A Christian printer has been accused of discrimination after refusing to produce business cards for a transgender "diversity consultant" because he didn't want to promote a cause that could be used to "marginalize" other believers.
According to the Sunday Times, Nigel Williams of Southampton, Hampshire refused to print materials for SEE Change Happen, an organization claiming to "promote diversity, equality and inclusion," because it would "make pressure worse" for Christians whom he believes are being forced to accept the LGBTQ way of life.
In an email sent to owner Joanne Lockwood, a transgender woman, Williams wrote:
"The new model of diversity is used (or misused) to marginalize (or indeed discriminate against) Christians in their workplaces and other parts of society if they do not subscribe to it. Although I'm quite sure you have no intention of marginalizing Christians, it would weigh heavily upon me if through my own work I was to make pressure worse for fellow Christians."
Lockwood, who has been living as a transgender woman since January, told the outlet she was "gobsmacked" by the response.
"I was not expecting a lecture," Lockwood said. "I disbelieved this could happen in 2017. I have been distraught and cried and my wife consoled me. I think a point of principle is at stake. He wanted to make a point to me deliberately for his own motives. I have been the victim of some discrimination."
Amid backlash, Williams has received the support of the Christian Institute, which called the controversy both "chilling and unnecessary."
"For years we've warned of growing hostility towards people with mainstream Christian views," the organization said. "The terms 'equality,' 'diversity' and 'tolerance' have been twisted out of all recognition in an attempt to marginalize, shame and punish Christian people."
It added, "Nigel Williams made it crystal clear that he would be prepared to do work for Jo Lockwood. Indeed, his email said: 'I am very happy to print for you.' However, he was not prepared to do work for a business that actively promoted a cause which might impact negatively on those with a Christian faith. It is a fundamental tenet of free speech and freedom of belief that people should not be forced to help promote causes flatly contrary to their own deeply held views."
Over the past several years, numerous Christian business owners have been sued for discrimination over their refusal to provide services to organizations or individuals whose practices they see as violating their religious beliefs.
Earlier this month, United States Attorney Gen. Jeff Sessions issued a guidance on religious liberty that instructs all federal agencies to protect individuals and organizations' rights "to perform or abstain from performing certain physical acts in accordance with one's beliefs."
"Except in the narrowest of circumstances, no one should be forced to choose between living out his or her faith and complying with the law," the attorney general wrote. "To the greatest extent practicable and permitted by law, religious observance and practice should be reasonably accommodated in all government action, including employment, contracting and programming."
"Our freedom as citizens has always been inextricably linked with our religious freedom as a people," Sessions said. "It has protected both the freedom to worship and the freedom not to believe. Every American has a right to believe, worship, and exercise their faith. The protections for this right, enshrined in our Constitution and laws, serve to declare and protect this important part of our heritage."
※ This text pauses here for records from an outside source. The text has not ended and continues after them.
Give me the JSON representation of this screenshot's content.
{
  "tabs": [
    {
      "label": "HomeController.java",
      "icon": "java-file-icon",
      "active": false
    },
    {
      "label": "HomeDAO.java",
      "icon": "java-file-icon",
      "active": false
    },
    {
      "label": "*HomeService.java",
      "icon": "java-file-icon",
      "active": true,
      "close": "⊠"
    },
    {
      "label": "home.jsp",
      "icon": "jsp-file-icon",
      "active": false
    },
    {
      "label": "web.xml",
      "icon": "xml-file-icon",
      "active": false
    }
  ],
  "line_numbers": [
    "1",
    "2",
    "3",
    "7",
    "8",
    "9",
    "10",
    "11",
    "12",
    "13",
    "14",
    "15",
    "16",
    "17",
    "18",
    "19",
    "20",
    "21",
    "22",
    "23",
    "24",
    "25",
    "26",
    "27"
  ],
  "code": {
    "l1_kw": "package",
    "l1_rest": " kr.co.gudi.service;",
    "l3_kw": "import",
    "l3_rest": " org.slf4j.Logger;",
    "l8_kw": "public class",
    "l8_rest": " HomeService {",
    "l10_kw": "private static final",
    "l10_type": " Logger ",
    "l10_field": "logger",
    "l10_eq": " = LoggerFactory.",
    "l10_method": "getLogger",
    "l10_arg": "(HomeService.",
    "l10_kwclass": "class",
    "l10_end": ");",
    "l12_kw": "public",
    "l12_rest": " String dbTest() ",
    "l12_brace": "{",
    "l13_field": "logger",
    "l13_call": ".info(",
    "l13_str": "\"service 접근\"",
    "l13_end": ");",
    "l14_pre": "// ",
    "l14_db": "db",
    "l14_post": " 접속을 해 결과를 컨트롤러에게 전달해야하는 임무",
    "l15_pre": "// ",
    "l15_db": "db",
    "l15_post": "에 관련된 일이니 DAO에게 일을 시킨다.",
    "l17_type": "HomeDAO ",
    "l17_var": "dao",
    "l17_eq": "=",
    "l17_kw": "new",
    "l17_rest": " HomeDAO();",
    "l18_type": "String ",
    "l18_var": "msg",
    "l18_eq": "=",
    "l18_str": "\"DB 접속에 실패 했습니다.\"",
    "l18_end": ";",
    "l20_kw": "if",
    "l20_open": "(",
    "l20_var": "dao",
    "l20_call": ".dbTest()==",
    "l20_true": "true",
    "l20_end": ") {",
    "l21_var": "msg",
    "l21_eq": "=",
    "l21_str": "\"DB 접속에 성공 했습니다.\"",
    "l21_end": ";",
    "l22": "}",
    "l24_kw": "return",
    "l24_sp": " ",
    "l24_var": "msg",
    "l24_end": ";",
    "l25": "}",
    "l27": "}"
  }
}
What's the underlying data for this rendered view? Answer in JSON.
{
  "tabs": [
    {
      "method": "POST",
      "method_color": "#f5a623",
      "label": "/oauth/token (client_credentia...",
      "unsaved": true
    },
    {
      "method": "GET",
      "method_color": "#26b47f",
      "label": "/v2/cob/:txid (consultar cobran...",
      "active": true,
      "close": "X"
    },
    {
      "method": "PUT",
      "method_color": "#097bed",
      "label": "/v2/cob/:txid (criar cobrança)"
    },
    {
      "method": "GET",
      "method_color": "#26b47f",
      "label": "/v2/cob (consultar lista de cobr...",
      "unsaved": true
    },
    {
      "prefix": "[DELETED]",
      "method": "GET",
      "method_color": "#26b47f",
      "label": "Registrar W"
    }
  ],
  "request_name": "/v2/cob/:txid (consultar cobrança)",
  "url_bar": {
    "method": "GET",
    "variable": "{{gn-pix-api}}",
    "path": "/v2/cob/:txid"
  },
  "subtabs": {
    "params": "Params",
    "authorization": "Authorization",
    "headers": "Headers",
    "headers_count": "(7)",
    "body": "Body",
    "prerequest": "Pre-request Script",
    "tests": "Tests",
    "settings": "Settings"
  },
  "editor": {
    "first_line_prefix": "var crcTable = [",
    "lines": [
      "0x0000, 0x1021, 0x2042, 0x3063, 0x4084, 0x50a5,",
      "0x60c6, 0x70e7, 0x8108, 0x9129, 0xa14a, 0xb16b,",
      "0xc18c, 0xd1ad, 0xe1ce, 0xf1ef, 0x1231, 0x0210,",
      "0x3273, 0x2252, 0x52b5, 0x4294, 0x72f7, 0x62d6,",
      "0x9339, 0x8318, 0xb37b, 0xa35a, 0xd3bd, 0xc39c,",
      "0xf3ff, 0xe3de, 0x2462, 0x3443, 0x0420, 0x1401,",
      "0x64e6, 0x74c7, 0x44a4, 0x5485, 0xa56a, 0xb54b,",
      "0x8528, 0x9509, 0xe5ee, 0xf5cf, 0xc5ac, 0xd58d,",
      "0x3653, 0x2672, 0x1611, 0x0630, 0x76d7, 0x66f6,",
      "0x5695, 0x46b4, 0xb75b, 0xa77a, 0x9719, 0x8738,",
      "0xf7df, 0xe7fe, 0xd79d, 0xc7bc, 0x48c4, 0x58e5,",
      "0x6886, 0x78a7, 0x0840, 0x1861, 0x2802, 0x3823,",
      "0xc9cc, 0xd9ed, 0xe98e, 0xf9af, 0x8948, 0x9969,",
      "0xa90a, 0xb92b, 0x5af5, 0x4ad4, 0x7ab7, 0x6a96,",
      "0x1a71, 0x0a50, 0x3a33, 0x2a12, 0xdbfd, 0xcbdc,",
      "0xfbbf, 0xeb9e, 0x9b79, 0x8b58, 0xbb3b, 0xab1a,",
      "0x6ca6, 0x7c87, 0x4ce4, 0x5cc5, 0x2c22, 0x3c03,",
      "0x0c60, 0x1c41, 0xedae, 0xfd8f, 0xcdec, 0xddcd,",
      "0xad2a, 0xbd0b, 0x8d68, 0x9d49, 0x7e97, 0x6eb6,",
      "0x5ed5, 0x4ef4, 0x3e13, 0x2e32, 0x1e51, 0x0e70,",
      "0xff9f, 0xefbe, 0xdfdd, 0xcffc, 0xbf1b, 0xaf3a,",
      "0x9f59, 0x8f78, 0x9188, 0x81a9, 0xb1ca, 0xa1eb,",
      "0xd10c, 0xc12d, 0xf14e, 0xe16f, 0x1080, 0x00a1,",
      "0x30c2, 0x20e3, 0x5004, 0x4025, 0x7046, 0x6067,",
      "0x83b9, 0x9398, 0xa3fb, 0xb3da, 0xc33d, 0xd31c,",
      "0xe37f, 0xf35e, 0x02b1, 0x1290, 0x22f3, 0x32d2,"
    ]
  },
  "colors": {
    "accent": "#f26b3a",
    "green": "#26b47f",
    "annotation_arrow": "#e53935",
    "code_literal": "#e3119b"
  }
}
This December, the U.S. Supreme Court will hear the case of a Colorado baker who was punished for refusing to serve a same-sex wedding. When asked about the case, Sessions told the Christian Broadcasting Network that "that too often we have ignored what the Constitution actually says."
"It says Congress shall make no law respecting the establishment of a religion nor prohibiting the free exercise thereof," he said. "So the question is, the cake baker has more than just a personal view here. He has a religious view and he feels that he is not being able to freely exercise his religion by being required to participate in a ceremony in some fashion that he does not believe in."
The Religious Freedom Restoration Act of 1993, he said, states that the government shouldn't constrict an individual's religious belief "without a compelling reason to do so."
"So we think that statute has been ignored too often and not respected sufficiently," he said.